TASK GOAL. Reproduce the data below exactly as written. Pictures do not belong in the copy.

INPUT MATERIAL.

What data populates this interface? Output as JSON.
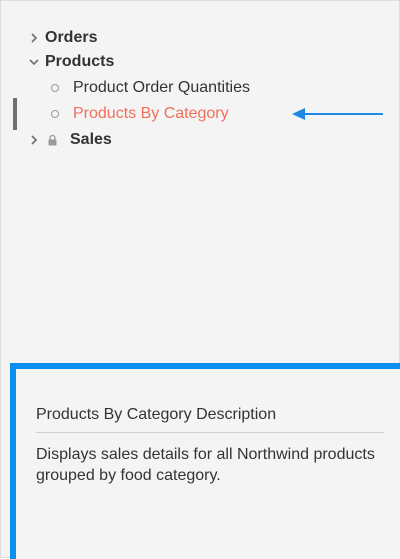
{
  "tree": {
    "orders": {
      "label": "Orders",
      "chevron": "chevron-right-icon"
    },
    "products": {
      "label": "Products",
      "chevron": "chevron-down-icon",
      "children": [
        {
          "label": "Product Order Quantities",
          "selected": false
        },
        {
          "label": "Products By Category",
          "selected": true
        }
      ]
    },
    "sales": {
      "label": "Sales",
      "chevron": "chevron-right-icon",
      "locked": true
    }
  },
  "description": {
    "title": "Products By Category Description",
    "text": "Displays sales details for all Northwind products grouped by food category."
  },
  "colors": {
    "selected_text": "#f26f5b",
    "accent_blue": "#0a8ff0",
    "arrow_blue": "#1e88e5",
    "text": "#333333"
  }
}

ANSWER.
What data populates this interface? Output as JSON.
{
  "tree": {
    "orders": {
      "label": "Orders",
      "chevron": "chevron-right-icon"
    },
    "products": {
      "label": "Products",
      "chevron": "chevron-down-icon",
      "children": [
        {
          "label": "Product Order Quantities",
          "selected": false
        },
        {
          "label": "Products By Category",
          "selected": true
        }
      ]
    },
    "sales": {
      "label": "Sales",
      "chevron": "chevron-right-icon",
      "locked": true
    }
  },
  "description": {
    "title": "Products By Category Description",
    "text": "Displays sales details for all Northwind products grouped by food category."
  },
  "colors": {
    "selected_text": "#f26f5b",
    "accent_blue": "#0a8ff0",
    "arrow_blue": "#1e88e5",
    "text": "#333333"
  }
}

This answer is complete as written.